Work request: Work out how many lines of this material hold the word "value". Write only that number.

Supplied material:
--------------------

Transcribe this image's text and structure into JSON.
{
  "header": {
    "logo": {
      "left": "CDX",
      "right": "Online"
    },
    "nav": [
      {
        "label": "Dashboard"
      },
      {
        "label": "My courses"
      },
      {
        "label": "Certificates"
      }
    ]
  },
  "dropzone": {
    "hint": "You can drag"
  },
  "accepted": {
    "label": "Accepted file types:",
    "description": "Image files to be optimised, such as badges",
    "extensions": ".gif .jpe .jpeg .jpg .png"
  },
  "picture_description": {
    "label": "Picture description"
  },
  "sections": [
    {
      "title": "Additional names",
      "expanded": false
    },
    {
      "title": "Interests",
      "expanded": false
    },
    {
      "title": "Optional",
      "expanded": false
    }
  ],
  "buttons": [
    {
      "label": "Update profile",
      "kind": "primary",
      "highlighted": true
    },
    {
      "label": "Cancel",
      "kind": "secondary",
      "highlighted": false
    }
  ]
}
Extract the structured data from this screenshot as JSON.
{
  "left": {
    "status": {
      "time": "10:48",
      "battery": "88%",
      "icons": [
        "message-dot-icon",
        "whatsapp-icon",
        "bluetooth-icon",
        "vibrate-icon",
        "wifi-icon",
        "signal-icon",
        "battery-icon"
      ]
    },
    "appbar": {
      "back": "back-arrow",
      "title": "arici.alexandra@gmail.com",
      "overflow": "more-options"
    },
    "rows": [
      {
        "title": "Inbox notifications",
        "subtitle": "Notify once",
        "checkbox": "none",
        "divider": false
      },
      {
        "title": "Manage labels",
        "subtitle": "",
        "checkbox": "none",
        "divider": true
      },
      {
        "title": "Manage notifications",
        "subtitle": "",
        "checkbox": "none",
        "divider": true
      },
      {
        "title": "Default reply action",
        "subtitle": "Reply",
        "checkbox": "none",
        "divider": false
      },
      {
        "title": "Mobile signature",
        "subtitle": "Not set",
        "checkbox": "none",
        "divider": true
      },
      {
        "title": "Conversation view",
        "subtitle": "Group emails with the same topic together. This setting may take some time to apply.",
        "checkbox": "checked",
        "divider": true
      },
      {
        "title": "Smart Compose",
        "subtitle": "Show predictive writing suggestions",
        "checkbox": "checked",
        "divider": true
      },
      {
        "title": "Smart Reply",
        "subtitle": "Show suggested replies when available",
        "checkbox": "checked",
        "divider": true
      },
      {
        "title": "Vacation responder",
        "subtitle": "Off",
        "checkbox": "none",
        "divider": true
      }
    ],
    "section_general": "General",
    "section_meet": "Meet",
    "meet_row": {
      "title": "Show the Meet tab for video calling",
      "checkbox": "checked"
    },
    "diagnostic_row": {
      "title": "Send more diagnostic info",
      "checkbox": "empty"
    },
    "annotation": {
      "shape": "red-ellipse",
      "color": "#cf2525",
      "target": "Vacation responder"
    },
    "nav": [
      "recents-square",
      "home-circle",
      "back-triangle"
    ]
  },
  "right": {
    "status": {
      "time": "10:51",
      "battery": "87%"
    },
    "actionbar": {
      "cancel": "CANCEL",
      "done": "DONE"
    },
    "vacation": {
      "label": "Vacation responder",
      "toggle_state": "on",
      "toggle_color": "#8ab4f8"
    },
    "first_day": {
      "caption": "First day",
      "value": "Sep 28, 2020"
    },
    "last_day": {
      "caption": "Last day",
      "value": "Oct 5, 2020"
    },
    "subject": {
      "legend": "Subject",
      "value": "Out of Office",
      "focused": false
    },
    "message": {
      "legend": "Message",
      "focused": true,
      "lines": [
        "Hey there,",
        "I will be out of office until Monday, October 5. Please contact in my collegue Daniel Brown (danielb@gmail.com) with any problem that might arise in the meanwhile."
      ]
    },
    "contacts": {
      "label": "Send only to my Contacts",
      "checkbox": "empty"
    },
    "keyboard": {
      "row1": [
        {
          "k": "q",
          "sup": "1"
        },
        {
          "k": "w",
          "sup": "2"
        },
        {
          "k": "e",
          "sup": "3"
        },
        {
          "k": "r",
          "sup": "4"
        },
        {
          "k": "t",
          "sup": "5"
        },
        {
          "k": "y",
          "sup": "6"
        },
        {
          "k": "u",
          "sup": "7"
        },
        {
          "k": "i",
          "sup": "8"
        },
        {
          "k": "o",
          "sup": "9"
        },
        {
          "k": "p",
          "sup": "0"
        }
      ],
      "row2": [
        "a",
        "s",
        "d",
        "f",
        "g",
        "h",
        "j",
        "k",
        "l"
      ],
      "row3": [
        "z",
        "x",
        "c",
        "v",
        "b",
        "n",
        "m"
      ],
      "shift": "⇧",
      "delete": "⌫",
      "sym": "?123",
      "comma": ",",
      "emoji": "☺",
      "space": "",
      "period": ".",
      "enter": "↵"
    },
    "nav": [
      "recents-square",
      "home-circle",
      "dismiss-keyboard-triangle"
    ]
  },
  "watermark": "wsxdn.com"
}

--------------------

Task answer: 3